Alright, confession time. I watched Dr. Phil yesterday. Truitt was napping and I was being lazy, so, Kayci and cuddled on the couch and watched Dr. Phil. (Does this violate Man-Law 112.03b?)
Anyways, the topic was "Sex and Teens." Bishop Jakes was a special guest who appeared to be co-hosting the show with the Phil-master.
The guests were:
-An abstinence teacher who sees abstinence as the only way. He was a pastor for many years. To say the least, he is very passionate about abstaining from sex until marriage.
-A 21-year-old who learned under the "abstinence teacher." She thinks that teens should be given more information concerning contraceptives, diseases, and the human body.
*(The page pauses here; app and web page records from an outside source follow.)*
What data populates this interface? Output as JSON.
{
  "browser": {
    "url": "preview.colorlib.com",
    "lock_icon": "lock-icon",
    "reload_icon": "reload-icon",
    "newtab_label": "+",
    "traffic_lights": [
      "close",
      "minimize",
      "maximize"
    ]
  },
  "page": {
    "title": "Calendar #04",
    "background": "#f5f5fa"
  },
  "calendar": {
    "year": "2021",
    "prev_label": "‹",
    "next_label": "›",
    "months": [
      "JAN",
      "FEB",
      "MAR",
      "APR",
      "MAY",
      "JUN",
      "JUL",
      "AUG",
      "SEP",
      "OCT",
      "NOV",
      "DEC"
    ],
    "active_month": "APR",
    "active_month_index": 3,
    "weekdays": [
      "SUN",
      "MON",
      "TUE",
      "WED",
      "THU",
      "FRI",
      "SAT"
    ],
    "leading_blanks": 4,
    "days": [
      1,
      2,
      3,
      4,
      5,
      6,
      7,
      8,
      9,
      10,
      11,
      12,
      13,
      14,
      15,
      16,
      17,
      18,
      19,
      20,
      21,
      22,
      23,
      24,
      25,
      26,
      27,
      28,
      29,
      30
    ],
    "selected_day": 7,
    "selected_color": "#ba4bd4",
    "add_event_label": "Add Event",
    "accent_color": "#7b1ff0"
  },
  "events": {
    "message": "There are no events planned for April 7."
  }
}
She felt that the teacher used scare tactics to drive people to abstinence.
-A 14-year-old girl and her mother who began having sex at the age of 13 with her mothers consent. Her mother felt that she was old enough and mature enough to make decisions on her own.
-An 18-year-old who is committed to remaining a virgin until marriage.
This was a great dialogue with some outstanding questions and concerns. Bishop Jakes was phenomenal, as he continued to challenge people to raise the bar.
Here are some facts:
-A 10-year-old is able to reason better than a 14-year-old because a young teenager's brain goes through a "pruning" stage. This is fact; not opinion.
-"Abstinence only" programs have not been working.
Here are some questions worth considering:
-Should schools be allowed to hand out condoms and birth control pills with parental consent? Without parental consent?
-Should information about sex, contraceptives, and the human body be given to teenagers in a health class?
-What is the role of parents in the sex ed process?
Over a year ago, a mother of a teenager told me that she was considering giving her 14-year-old daughter birth control pills because she was certain the daughter was already sexually active. I informed her of my conviction that contraceptives can protect against teenage pregnancy and some sexually transmitted diseases, but they DO NOT protect a teenager, or an adult for that matter, against psychological, emotional, and social damage. They do not protect one's dignity, self-esteem, or character.
Feel free to weigh in.